Exercise description
Using the material below, work out how many lines contain "March". Only the number is wanted.

Data listing
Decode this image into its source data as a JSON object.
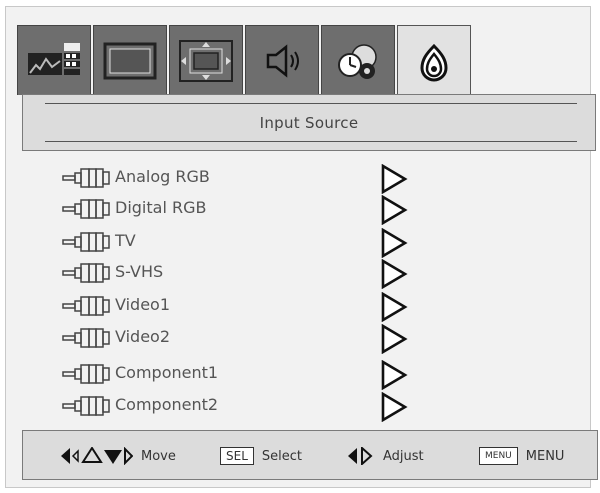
{
  "tabs": [
    {
      "name": "picture-settings-icon",
      "active": false
    },
    {
      "name": "screen-aspect-icon",
      "active": false
    },
    {
      "name": "image-position-icon",
      "active": false
    },
    {
      "name": "audio-speaker-icon",
      "active": false
    },
    {
      "name": "options-gear-icon",
      "active": false
    },
    {
      "name": "input-source-icon",
      "active": true
    }
  ],
  "header": {
    "title": "Input Source"
  },
  "sources": [
    {
      "label": "Analog RGB"
    },
    {
      "label": "Digital RGB"
    },
    {
      "label": "TV"
    },
    {
      "label": "S-VHS"
    },
    {
      "label": "Video1"
    },
    {
      "label": "Video2"
    },
    {
      "label": "Component1"
    },
    {
      "label": "Component2"
    }
  ],
  "footer": {
    "move_label": "Move",
    "sel_key": "SEL",
    "select_label": "Select",
    "adjust_label": "Adjust",
    "menu_key": "MENU",
    "menu_label": "MENU"
  },
  "colors": {
    "tab_inactive": "#6e6e6e",
    "tab_active": "#e2e2e2",
    "bar_bg": "#dcdcdc"
  }
}
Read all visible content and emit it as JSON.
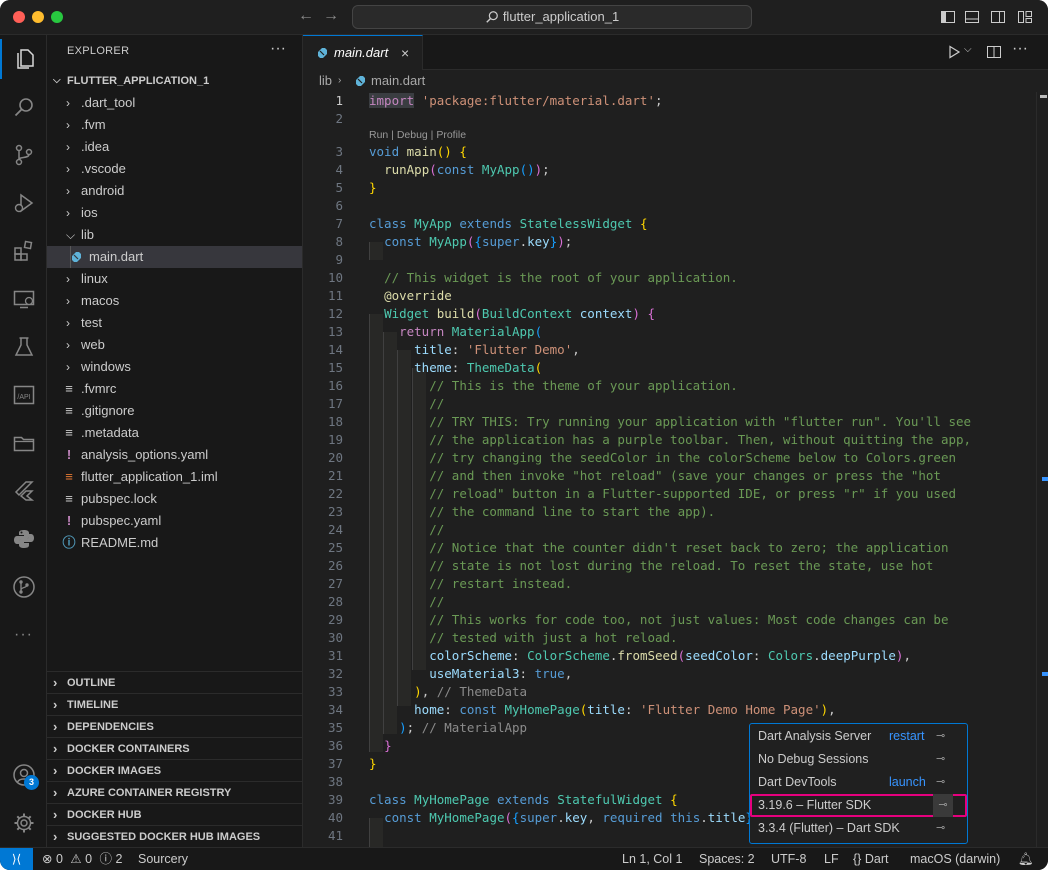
{
  "titlebar": {
    "search_label": "flutter_application_1"
  },
  "explorer": {
    "title": "EXPLORER",
    "more": "···",
    "project": "FLUTTER_APPLICATION_1",
    "items": [
      {
        "label": ".dart_tool",
        "kind": "folder"
      },
      {
        "label": ".fvm",
        "kind": "folder"
      },
      {
        "label": ".idea",
        "kind": "folder"
      },
      {
        "label": ".vscode",
        "kind": "folder"
      },
      {
        "label": "android",
        "kind": "folder"
      },
      {
        "label": "ios",
        "kind": "folder"
      },
      {
        "label": "lib",
        "kind": "folder-open"
      },
      {
        "label": "main.dart",
        "kind": "dart-file"
      },
      {
        "label": "linux",
        "kind": "folder"
      },
      {
        "label": "macos",
        "kind": "folder"
      },
      {
        "label": "test",
        "kind": "folder"
      },
      {
        "label": "web",
        "kind": "folder"
      },
      {
        "label": "windows",
        "kind": "folder"
      },
      {
        "label": ".fvmrc",
        "kind": "file"
      },
      {
        "label": ".gitignore",
        "kind": "file"
      },
      {
        "label": ".metadata",
        "kind": "file"
      },
      {
        "label": "analysis_options.yaml",
        "kind": "yaml-file"
      },
      {
        "label": "flutter_application_1.iml",
        "kind": "rss-file"
      },
      {
        "label": "pubspec.lock",
        "kind": "file"
      },
      {
        "label": "pubspec.yaml",
        "kind": "yaml-file"
      },
      {
        "label": "README.md",
        "kind": "info-file"
      }
    ],
    "sections": [
      "OUTLINE",
      "TIMELINE",
      "DEPENDENCIES",
      "DOCKER CONTAINERS",
      "DOCKER IMAGES",
      "AZURE CONTAINER REGISTRY",
      "DOCKER HUB",
      "SUGGESTED DOCKER HUB IMAGES"
    ]
  },
  "activity": {
    "accounts_badge": "3"
  },
  "editor": {
    "tab_label": "main.dart",
    "tab_close": "×",
    "breadcrumb_folder": "lib",
    "breadcrumb_file": "main.dart",
    "codelens": "Run | Debug | Profile"
  },
  "popup": {
    "rows": [
      {
        "label": "Dart Analysis Server",
        "action": "restart"
      },
      {
        "label": "No Debug Sessions",
        "action": ""
      },
      {
        "label": "Dart DevTools",
        "action": "launch"
      },
      {
        "label": "3.19.6 – Flutter SDK",
        "action": ""
      },
      {
        "label": "3.3.4 (Flutter) – Dart SDK",
        "action": ""
      }
    ]
  },
  "status": {
    "problems": "0",
    "warnings": "0",
    "info": "2",
    "sourcery": "Sourcery",
    "position": "Ln 1, Col 1",
    "spaces": "Spaces: 2",
    "encoding": "UTF-8",
    "eol": "LF",
    "language": "Dart",
    "platform": "macOS (darwin)"
  },
  "colors": {
    "accent": "#0078d4",
    "highlight_outline": "#e6007e"
  }
}
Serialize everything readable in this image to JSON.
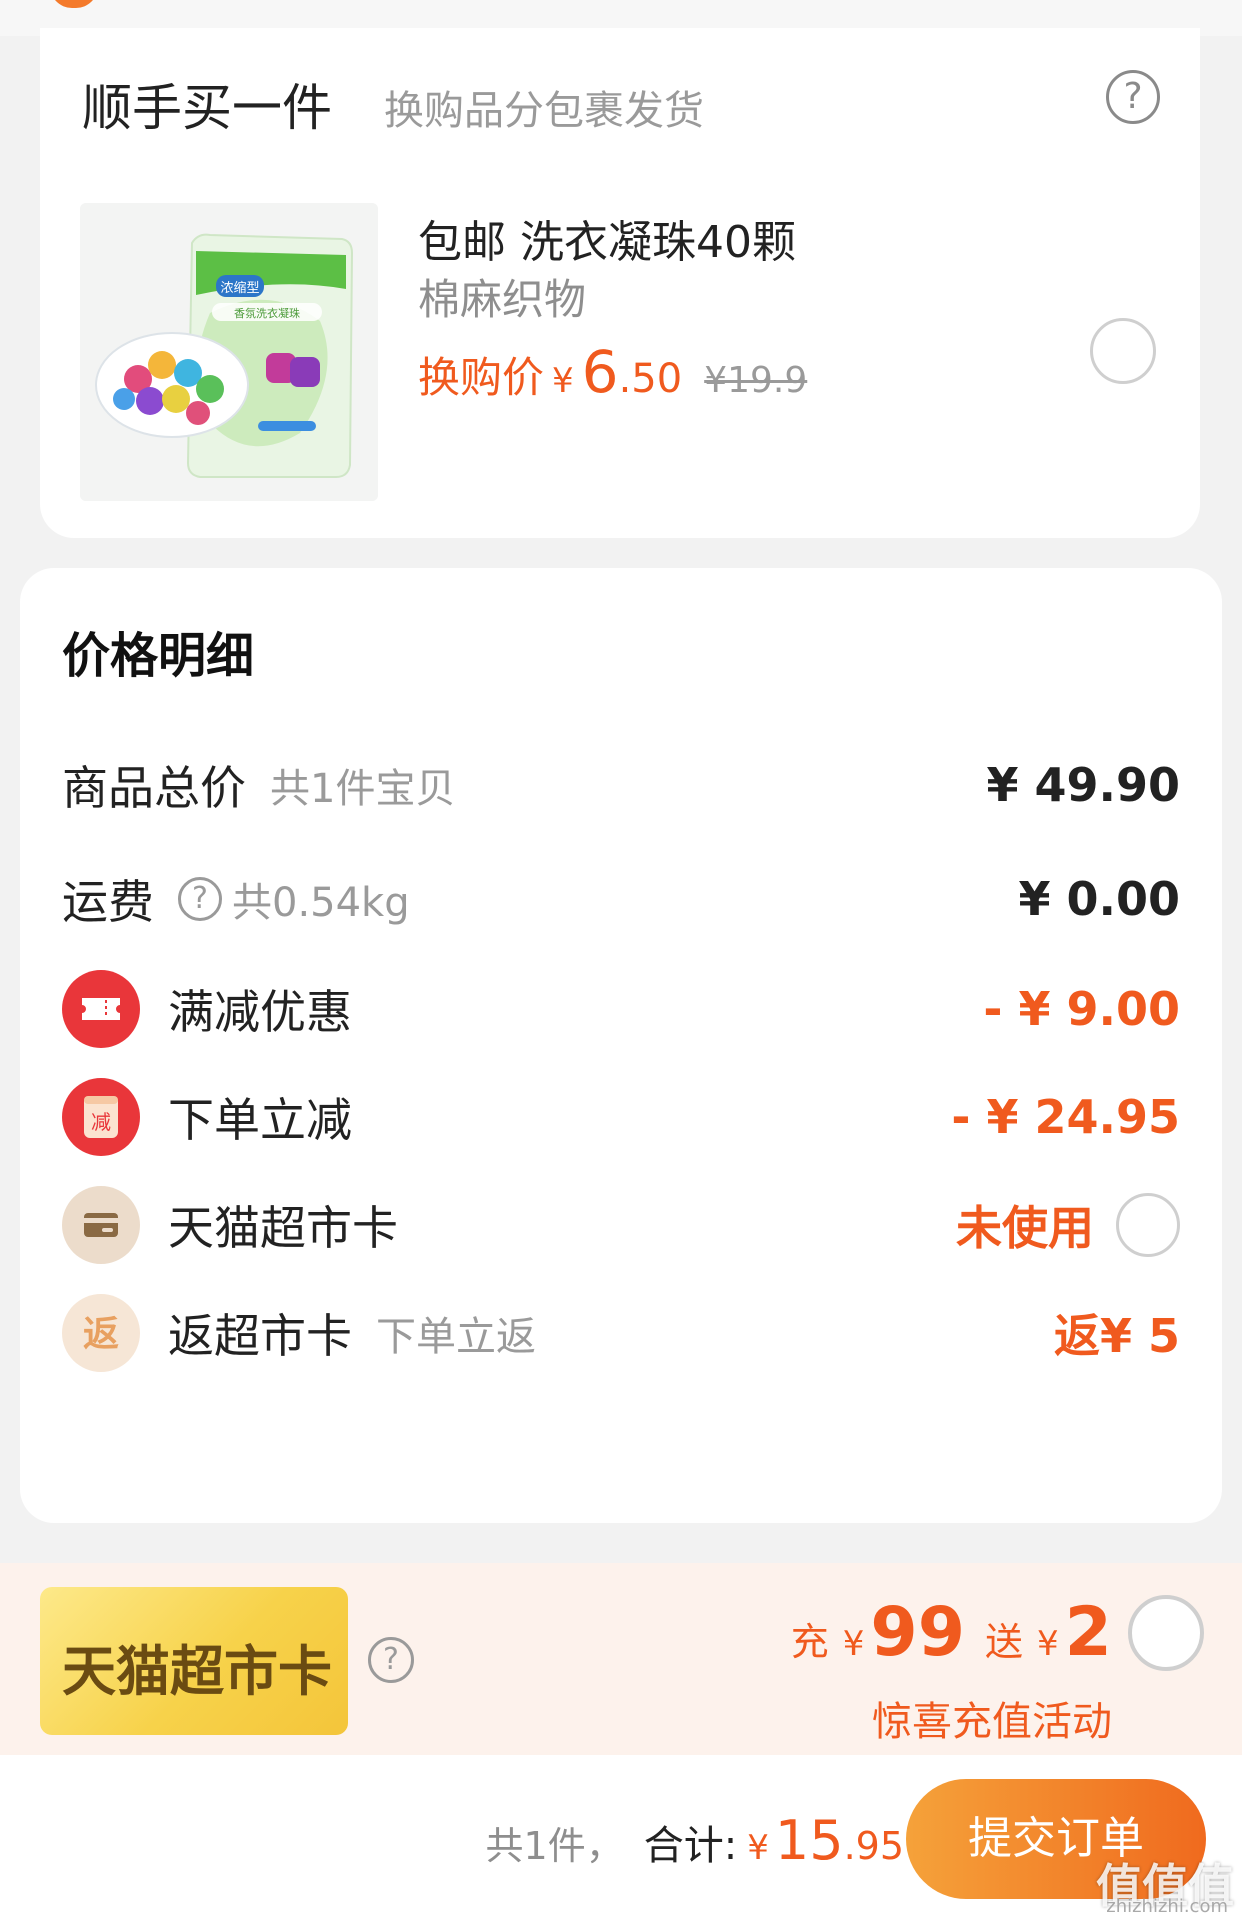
{
  "addon": {
    "title": "顺手买一件",
    "subtitle": "换购品分包裹发货",
    "help_glyph": "?",
    "product": {
      "name": "包邮 洗衣凝珠40颗",
      "spec": "棉麻织物",
      "price_label": "换购价",
      "currency": "¥",
      "price_int": "6",
      "price_dec": ".50",
      "original_price": "¥19.9",
      "image_text": [
        "浓缩型",
        "香氛洗衣凝珠"
      ]
    }
  },
  "price_detail": {
    "title": "价格明细",
    "rows": [
      {
        "label": "商品总价",
        "sub": "共1件宝贝",
        "value": "¥ 49.90"
      },
      {
        "label": "运费",
        "sub": "共0.54kg",
        "value": "¥ 0.00",
        "help_glyph": "?"
      },
      {
        "label": "满减优惠",
        "value": "- ¥ 9.00",
        "icon": "coupon-ticket-icon"
      },
      {
        "label": "下单立减",
        "value": "- ¥ 24.95",
        "icon": "instant-discount-icon",
        "icon_text": "减"
      },
      {
        "label": "天猫超市卡",
        "value": "未使用",
        "icon": "wallet-card-icon"
      },
      {
        "label": "返超市卡",
        "sub": "下单立返",
        "value": "返¥ 5",
        "icon": "cashback-icon",
        "icon_text": "返"
      }
    ]
  },
  "promo": {
    "card_label": "天猫超市卡",
    "help_glyph": "?",
    "charge_word": "充",
    "charge_amount": "99",
    "gift_word": "送",
    "gift_amount": "2",
    "currency": "¥",
    "activity": "惊喜充值活动"
  },
  "footer": {
    "count": "共1件，",
    "total_label": "合计:",
    "currency": "¥",
    "total_int": "15",
    "total_dec": ".95",
    "submit": "提交订单"
  },
  "watermark": {
    "main": "值值值",
    "sub": "zhizhizhi.com"
  },
  "colors": {
    "accent": "#f05a1e",
    "red_icon": "#e9363a",
    "promo_bg": "#fdf2ec",
    "gold": "#f7d24a"
  }
}
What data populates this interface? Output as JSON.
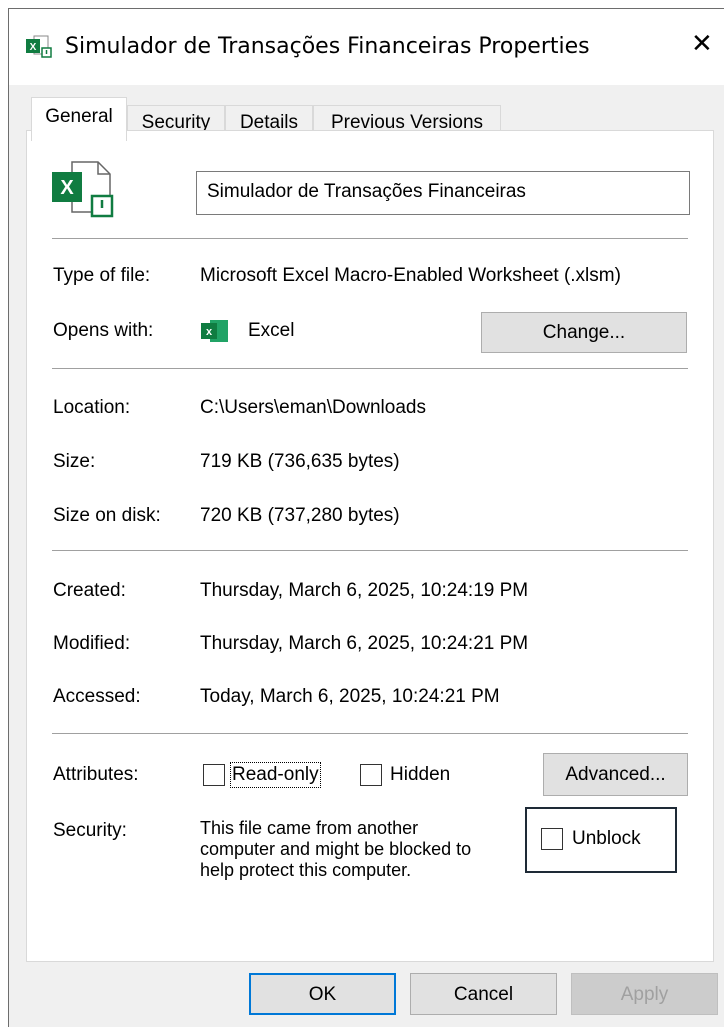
{
  "window": {
    "title": "Simulador de Transações Financeiras Properties",
    "close_glyph": "✕"
  },
  "tabs": [
    {
      "label": "General",
      "active": true
    },
    {
      "label": "Security",
      "active": false
    },
    {
      "label": "Details",
      "active": false
    },
    {
      "label": "Previous Versions",
      "active": false
    }
  ],
  "general": {
    "file_name": "Simulador de Transações Financeiras",
    "type_label": "Type of file:",
    "type_value": "Microsoft Excel Macro-Enabled Worksheet (.xlsm)",
    "opens_label": "Opens with:",
    "opens_value": "Excel",
    "change_button": "Change...",
    "location_label": "Location:",
    "location_value": "C:\\Users\\eman\\Downloads",
    "size_label": "Size:",
    "size_value": "719 KB (736,635 bytes)",
    "size_disk_label": "Size on disk:",
    "size_disk_value": "720 KB (737,280 bytes)",
    "created_label": "Created:",
    "created_value": "Thursday, March 6, 2025, 10:24:19 PM",
    "modified_label": "Modified:",
    "modified_value": "Thursday, March 6, 2025, 10:24:21 PM",
    "accessed_label": "Accessed:",
    "accessed_value": "Today, March 6, 2025, 10:24:21 PM",
    "attributes_label": "Attributes:",
    "readonly_label": "Read-only",
    "readonly_checked": false,
    "hidden_label": "Hidden",
    "hidden_checked": false,
    "advanced_button": "Advanced...",
    "security_label": "Security:",
    "security_line1": "This file came from another",
    "security_line2": "computer and might be blocked to",
    "security_line3": "help protect this computer.",
    "unblock_label": "Unblock",
    "unblock_checked": false
  },
  "footer": {
    "ok": "OK",
    "cancel": "Cancel",
    "apply": "Apply"
  },
  "colors": {
    "excel_green": "#107c41",
    "focus_blue": "#0078d7",
    "dialog_bg": "#f0f0f0"
  },
  "icons": {
    "app_icon": "excel-macro-file-icon",
    "large_file_icon": "excel-macro-file-icon",
    "opens_with_icon": "excel-icon",
    "close": "close-icon"
  }
}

Result
3